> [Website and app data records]
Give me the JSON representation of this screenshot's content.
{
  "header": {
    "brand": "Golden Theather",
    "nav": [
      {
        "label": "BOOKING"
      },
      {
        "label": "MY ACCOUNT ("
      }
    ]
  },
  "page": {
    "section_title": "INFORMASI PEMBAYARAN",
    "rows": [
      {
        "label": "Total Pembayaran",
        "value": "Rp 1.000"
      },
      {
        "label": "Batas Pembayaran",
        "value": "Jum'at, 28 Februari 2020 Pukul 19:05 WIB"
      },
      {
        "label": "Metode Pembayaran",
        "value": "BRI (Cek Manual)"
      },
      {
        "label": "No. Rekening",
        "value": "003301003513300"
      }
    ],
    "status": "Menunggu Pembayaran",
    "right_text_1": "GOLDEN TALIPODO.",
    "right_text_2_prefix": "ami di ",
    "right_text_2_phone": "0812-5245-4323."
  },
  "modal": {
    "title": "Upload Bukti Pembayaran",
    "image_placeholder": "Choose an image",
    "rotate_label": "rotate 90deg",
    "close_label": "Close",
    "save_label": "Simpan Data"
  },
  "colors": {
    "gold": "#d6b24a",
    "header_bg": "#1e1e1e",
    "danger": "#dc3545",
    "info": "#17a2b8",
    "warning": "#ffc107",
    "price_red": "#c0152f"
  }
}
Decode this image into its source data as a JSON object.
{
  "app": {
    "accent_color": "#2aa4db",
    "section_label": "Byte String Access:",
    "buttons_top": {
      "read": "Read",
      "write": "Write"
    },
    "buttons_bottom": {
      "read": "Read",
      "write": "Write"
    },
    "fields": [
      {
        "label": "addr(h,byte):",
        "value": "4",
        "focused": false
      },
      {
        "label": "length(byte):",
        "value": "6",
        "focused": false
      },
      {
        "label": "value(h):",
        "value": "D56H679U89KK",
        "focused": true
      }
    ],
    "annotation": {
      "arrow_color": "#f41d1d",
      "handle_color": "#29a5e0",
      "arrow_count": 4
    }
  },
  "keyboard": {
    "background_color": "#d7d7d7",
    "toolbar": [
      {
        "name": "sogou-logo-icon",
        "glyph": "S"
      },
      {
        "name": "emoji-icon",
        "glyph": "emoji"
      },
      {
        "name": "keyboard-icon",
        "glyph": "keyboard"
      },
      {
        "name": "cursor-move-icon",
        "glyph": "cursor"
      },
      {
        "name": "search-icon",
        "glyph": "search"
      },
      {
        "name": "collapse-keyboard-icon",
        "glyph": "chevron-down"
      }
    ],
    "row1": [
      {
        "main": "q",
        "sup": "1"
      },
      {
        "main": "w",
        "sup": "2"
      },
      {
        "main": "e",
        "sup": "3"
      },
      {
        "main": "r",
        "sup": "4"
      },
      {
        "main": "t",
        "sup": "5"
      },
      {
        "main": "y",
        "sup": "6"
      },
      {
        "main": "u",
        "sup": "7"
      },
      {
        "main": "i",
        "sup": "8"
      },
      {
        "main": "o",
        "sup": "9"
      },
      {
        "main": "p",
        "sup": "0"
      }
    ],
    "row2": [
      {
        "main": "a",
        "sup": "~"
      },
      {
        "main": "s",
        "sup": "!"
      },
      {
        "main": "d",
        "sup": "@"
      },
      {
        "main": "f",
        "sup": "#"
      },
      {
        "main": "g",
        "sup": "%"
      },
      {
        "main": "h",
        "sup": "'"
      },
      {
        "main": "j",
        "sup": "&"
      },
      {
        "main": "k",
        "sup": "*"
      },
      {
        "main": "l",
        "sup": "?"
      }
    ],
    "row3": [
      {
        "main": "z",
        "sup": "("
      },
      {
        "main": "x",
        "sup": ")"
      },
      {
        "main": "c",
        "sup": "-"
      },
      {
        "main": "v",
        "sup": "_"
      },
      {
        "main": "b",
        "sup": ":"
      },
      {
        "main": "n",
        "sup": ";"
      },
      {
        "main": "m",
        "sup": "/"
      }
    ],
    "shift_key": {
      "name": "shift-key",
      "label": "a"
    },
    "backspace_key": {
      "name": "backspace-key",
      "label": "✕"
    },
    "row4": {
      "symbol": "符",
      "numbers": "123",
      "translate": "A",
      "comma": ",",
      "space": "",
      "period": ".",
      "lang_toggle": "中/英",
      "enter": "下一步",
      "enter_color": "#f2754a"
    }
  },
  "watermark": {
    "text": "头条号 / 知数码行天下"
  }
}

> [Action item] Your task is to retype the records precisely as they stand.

> [Response]
Give me the JSON representation of this screenshot's content.
{
  "header": {
    "brand": "Golden Theather",
    "nav": [
      {
        "label": "BOOKING"
      },
      {
        "label": "MY ACCOUNT ("
      }
    ]
  },
  "page": {
    "section_title": "INFORMASI PEMBAYARAN",
    "rows": [
      {
        "label": "Total Pembayaran",
        "value": "Rp 1.000"
      },
      {
        "label": "Batas Pembayaran",
        "value": "Jum'at, 28 Februari 2020 Pukul 19:05 WIB"
      },
      {
        "label": "Metode Pembayaran",
        "value": "BRI (Cek Manual)"
      },
      {
        "label": "No. Rekening",
        "value": "003301003513300"
      }
    ],
    "status": "Menunggu Pembayaran",
    "right_text_1": "GOLDEN TALIPODO.",
    "right_text_2_prefix": "ami di ",
    "right_text_2_phone": "0812-5245-4323."
  },
  "modal": {
    "title": "Upload Bukti Pembayaran",
    "image_placeholder": "Choose an image",
    "rotate_label": "rotate 90deg",
    "close_label": "Close",
    "save_label": "Simpan Data"
  },
  "colors": {
    "gold": "#d6b24a",
    "header_bg": "#1e1e1e",
    "danger": "#dc3545",
    "info": "#17a2b8",
    "warning": "#ffc107",
    "price_red": "#c0152f"
  }
}
Decode this image into its source data as a JSON object.
{
  "app": {
    "accent_color": "#2aa4db",
    "section_label": "Byte String Access:",
    "buttons_top": {
      "read": "Read",
      "write": "Write"
    },
    "buttons_bottom": {
      "read": "Read",
      "write": "Write"
    },
    "fields": [
      {
        "label": "addr(h,byte):",
        "value": "4",
        "focused": false
      },
      {
        "label": "length(byte):",
        "value": "6",
        "focused": false
      },
      {
        "label": "value(h):",
        "value": "D56H679U89KK",
        "focused": true
      }
    ],
    "annotation": {
      "arrow_color": "#f41d1d",
      "handle_color": "#29a5e0",
      "arrow_count": 4
    }
  },
  "keyboard": {
    "background_color": "#d7d7d7",
    "toolbar": [
      {
        "name": "sogou-logo-icon",
        "glyph": "S"
      },
      {
        "name": "emoji-icon",
        "glyph": "emoji"
      },
      {
        "name": "keyboard-icon",
        "glyph": "keyboard"
      },
      {
        "name": "cursor-move-icon",
        "glyph": "cursor"
      },
      {
        "name": "search-icon",
        "glyph": "search"
      },
      {
        "name": "collapse-keyboard-icon",
        "glyph": "chevron-down"
      }
    ],
    "row1": [
      {
        "main": "q",
        "sup": "1"
      },
      {
        "main": "w",
        "sup": "2"
      },
      {
        "main": "e",
        "sup": "3"
      },
      {
        "main": "r",
        "sup": "4"
      },
      {
        "main": "t",
        "sup": "5"
      },
      {
        "main": "y",
        "sup": "6"
      },
      {
        "main": "u",
        "sup": "7"
      },
      {
        "main": "i",
        "sup": "8"
      },
      {
        "main": "o",
        "sup": "9"
      },
      {
        "main": "p",
        "sup": "0"
      }
    ],
    "row2": [
      {
        "main": "a",
        "sup": "~"
      },
      {
        "main": "s",
        "sup": "!"
      },
      {
        "main": "d",
        "sup": "@"
      },
      {
        "main": "f",
        "sup": "#"
      },
      {
        "main": "g",
        "sup": "%"
      },
      {
        "main": "h",
        "sup": "'"
      },
      {
        "main": "j",
        "sup": "&"
      },
      {
        "main": "k",
        "sup": "*"
      },
      {
        "main": "l",
        "sup": "?"
      }
    ],
    "row3": [
      {
        "main": "z",
        "sup": "("
      },
      {
        "main": "x",
        "sup": ")"
      },
      {
        "main": "c",
        "sup": "-"
      },
      {
        "main": "v",
        "sup": "_"
      },
      {
        "main": "b",
        "sup": ":"
      },
      {
        "main": "n",
        "sup": ";"
      },
      {
        "main": "m",
        "sup": "/"
      }
    ],
    "shift_key": {
      "name": "shift-key",
      "label": "a"
    },
    "backspace_key": {
      "name": "backspace-key",
      "label": "✕"
    },
    "row4": {
      "symbol": "符",
      "numbers": "123",
      "translate": "A",
      "comma": ",",
      "space": "",
      "period": ".",
      "lang_toggle": "中/英",
      "enter": "下一步",
      "enter_color": "#f2754a"
    }
  },
  "watermark": {
    "text": "头条号 / 知数码行天下"
  }
}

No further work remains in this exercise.